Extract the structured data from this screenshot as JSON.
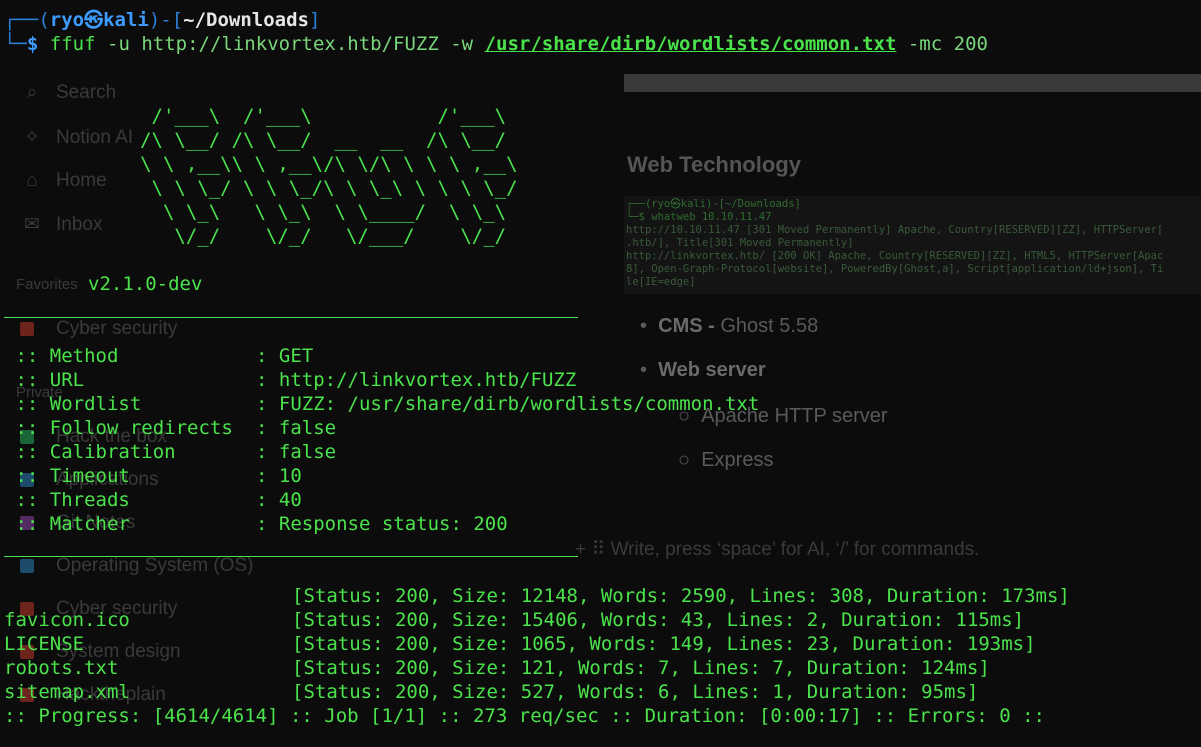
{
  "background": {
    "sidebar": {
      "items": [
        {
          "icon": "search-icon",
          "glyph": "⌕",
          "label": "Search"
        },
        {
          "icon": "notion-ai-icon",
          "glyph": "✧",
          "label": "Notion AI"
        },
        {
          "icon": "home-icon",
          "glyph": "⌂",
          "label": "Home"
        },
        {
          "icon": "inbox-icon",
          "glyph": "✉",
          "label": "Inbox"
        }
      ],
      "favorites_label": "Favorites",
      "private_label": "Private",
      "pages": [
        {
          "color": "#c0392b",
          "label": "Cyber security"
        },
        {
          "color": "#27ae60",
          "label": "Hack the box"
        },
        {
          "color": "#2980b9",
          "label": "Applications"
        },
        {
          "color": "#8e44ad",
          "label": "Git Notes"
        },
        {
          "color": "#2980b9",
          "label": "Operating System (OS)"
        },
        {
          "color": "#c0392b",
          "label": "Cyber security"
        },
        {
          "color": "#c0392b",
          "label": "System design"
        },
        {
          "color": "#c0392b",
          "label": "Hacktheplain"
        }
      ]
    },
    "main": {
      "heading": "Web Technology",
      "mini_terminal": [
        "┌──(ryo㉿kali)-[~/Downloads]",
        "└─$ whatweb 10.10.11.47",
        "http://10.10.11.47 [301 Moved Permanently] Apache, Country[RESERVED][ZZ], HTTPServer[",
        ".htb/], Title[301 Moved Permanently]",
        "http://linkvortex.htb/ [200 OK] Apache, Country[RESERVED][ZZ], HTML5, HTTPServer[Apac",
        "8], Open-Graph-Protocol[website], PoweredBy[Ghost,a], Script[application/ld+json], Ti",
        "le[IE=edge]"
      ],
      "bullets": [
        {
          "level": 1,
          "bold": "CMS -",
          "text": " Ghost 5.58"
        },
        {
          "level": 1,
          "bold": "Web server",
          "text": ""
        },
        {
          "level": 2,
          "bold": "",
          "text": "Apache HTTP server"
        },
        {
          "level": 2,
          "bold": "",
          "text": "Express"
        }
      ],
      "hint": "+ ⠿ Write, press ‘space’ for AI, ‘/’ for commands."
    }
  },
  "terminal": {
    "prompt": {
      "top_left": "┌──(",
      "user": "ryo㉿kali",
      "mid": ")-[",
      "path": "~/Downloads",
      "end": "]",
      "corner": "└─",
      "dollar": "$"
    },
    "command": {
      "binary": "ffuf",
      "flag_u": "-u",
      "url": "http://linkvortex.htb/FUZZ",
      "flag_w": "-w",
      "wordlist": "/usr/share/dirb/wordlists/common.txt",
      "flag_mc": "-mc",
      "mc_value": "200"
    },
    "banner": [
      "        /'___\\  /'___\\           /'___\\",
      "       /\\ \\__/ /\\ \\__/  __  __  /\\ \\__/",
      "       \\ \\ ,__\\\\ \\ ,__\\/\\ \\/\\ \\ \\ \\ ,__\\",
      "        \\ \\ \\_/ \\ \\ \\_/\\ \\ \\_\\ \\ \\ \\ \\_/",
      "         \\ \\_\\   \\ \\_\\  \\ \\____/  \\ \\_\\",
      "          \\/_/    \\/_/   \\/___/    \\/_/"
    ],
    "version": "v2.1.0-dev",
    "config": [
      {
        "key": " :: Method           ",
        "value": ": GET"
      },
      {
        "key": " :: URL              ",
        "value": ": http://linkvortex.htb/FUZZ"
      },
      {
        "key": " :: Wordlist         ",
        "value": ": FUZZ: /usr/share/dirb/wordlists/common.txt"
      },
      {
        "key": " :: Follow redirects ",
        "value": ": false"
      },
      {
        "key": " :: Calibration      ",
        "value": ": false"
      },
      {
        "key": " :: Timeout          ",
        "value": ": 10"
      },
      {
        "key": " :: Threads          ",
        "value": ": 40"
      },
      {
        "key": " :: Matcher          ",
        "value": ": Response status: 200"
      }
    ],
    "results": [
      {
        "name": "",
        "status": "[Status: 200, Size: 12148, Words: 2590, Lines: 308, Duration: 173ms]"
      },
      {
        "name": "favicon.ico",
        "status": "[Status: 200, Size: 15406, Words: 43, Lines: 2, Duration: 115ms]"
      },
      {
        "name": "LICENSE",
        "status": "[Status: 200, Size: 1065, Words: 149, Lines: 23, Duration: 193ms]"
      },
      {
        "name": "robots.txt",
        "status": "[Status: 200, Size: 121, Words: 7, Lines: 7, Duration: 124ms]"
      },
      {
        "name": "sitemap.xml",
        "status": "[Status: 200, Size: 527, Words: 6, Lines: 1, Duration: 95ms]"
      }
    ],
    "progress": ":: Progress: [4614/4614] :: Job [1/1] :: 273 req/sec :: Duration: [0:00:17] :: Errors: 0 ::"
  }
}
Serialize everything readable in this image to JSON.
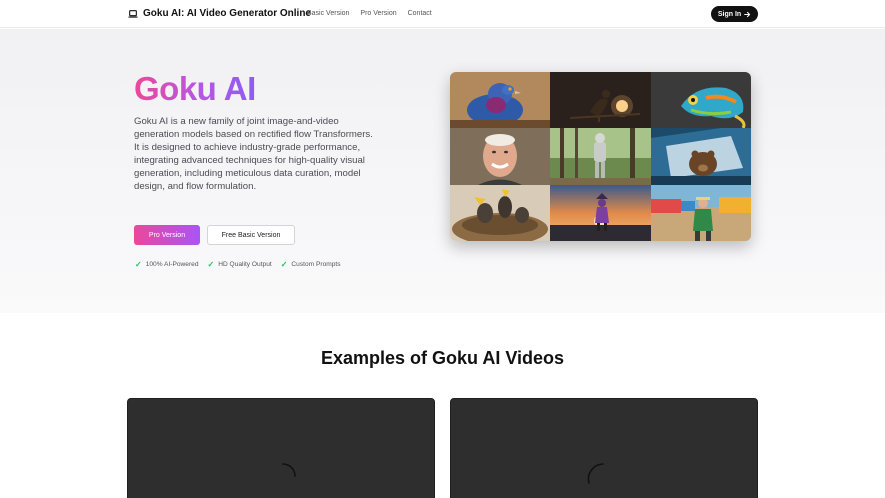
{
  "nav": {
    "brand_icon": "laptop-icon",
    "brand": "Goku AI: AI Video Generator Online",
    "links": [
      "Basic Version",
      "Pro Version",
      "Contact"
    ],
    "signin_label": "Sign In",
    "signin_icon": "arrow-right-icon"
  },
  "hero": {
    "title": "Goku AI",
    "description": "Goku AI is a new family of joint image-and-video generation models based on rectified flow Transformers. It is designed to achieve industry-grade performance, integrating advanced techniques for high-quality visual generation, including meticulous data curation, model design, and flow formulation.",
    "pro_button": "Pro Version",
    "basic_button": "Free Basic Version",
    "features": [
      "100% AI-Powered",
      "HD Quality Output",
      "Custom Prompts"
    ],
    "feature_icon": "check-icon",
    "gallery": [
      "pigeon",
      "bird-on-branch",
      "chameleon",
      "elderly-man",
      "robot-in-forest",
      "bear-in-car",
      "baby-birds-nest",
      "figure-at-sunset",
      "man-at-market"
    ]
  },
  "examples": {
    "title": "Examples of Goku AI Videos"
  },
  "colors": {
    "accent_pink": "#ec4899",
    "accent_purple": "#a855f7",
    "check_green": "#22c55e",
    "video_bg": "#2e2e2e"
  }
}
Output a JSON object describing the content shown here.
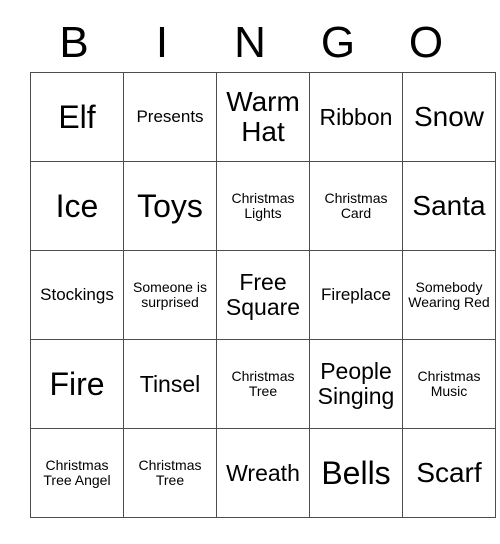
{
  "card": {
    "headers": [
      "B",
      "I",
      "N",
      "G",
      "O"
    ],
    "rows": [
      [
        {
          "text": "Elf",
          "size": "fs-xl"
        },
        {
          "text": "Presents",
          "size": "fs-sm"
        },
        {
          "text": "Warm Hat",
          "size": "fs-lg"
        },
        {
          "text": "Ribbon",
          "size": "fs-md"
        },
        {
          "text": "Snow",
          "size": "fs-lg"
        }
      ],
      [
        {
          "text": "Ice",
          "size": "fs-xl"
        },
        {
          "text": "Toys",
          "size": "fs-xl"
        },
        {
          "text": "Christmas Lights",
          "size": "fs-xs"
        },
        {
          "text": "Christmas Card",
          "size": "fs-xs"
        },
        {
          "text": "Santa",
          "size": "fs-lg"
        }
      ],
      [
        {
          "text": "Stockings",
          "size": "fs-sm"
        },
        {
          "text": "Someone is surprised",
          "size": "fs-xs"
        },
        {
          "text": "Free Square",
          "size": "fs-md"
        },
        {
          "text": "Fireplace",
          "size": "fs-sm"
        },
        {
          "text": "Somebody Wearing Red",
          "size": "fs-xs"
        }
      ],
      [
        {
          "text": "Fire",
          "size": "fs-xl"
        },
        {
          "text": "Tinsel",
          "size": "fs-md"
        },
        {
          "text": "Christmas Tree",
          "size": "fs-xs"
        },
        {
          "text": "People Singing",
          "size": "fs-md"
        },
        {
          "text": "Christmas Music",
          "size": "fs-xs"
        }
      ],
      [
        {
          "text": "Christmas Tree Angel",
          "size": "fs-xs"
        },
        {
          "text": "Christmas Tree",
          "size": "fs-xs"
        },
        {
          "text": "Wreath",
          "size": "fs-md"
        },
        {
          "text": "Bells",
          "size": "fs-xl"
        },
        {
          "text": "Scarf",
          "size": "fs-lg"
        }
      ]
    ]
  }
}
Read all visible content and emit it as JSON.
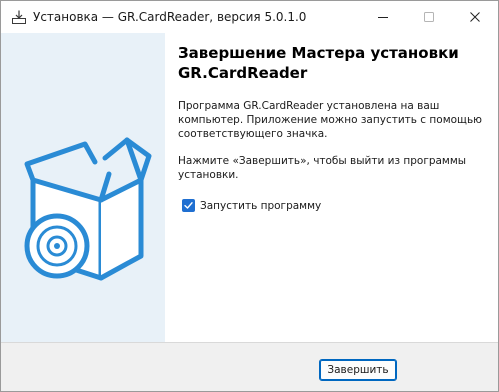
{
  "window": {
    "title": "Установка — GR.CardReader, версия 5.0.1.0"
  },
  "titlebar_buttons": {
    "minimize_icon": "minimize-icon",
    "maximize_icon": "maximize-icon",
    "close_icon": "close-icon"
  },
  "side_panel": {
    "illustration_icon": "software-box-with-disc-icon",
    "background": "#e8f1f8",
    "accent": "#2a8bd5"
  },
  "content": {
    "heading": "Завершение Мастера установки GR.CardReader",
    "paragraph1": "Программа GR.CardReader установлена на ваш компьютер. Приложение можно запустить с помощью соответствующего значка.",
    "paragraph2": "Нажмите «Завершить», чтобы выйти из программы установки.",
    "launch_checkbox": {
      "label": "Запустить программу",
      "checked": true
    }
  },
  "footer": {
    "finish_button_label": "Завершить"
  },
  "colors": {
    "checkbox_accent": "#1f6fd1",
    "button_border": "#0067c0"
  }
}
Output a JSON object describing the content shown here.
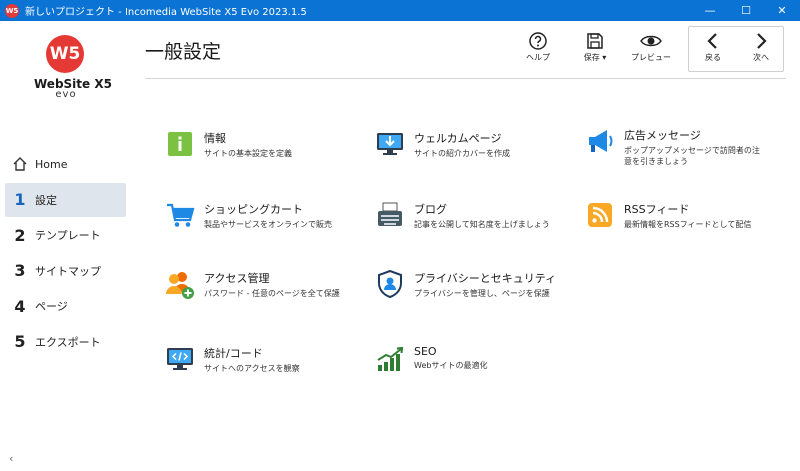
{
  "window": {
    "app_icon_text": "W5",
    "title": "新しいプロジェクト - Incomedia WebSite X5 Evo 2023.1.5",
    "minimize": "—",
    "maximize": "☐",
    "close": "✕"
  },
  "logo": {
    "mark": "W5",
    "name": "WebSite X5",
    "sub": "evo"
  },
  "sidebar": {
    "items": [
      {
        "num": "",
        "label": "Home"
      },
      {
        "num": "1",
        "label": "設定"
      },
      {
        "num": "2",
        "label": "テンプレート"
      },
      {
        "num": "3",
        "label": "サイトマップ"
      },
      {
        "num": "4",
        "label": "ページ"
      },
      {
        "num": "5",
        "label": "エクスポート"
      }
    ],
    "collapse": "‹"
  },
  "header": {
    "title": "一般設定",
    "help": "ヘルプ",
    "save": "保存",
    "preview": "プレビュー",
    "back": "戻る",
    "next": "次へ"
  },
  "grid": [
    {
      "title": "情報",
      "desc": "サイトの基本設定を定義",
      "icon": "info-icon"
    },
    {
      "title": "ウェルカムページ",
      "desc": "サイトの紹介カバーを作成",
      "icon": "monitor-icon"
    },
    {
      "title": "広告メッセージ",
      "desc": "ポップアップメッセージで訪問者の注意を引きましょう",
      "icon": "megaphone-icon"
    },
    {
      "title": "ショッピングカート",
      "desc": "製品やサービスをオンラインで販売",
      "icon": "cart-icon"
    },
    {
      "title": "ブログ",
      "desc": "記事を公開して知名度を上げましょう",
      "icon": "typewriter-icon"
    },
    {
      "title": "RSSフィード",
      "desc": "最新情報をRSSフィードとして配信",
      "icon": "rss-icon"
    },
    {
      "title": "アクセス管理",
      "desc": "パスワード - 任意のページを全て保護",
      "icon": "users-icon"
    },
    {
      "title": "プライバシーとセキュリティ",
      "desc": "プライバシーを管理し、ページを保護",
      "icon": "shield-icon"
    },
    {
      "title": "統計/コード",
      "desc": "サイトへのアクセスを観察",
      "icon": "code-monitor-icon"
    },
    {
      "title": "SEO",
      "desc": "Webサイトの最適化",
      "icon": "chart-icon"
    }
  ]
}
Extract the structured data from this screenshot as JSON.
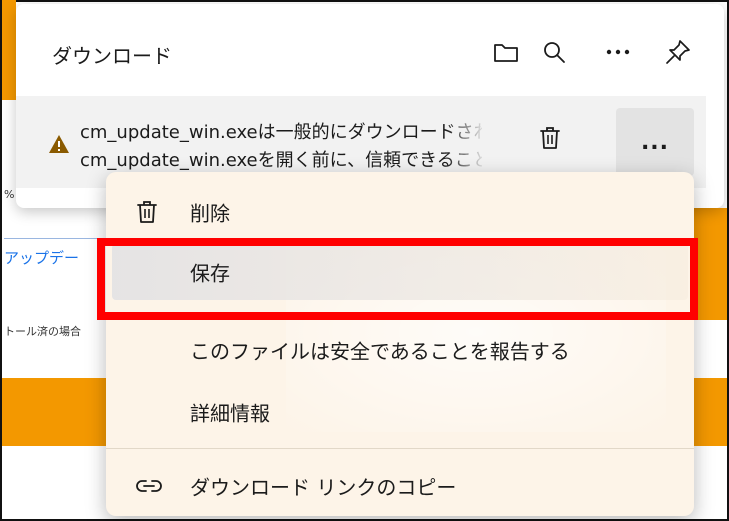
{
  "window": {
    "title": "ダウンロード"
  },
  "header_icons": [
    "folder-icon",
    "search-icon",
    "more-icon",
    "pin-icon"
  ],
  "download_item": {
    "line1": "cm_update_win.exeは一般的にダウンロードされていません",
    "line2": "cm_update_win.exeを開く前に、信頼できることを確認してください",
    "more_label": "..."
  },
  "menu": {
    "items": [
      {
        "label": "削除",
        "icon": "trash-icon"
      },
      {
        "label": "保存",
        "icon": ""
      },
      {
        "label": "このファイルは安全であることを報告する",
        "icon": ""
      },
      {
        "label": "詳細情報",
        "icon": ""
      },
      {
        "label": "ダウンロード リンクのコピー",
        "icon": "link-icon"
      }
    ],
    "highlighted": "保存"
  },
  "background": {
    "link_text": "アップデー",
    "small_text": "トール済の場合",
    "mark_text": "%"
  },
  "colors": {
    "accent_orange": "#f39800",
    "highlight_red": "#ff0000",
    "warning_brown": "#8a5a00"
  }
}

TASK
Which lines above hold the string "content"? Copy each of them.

ANSWER FOR THE TASK
Output a JSON object describing the content shown here.
Read all visible content and emit it as JSON.
  "content": {
Output a JSON object describing the content shown here.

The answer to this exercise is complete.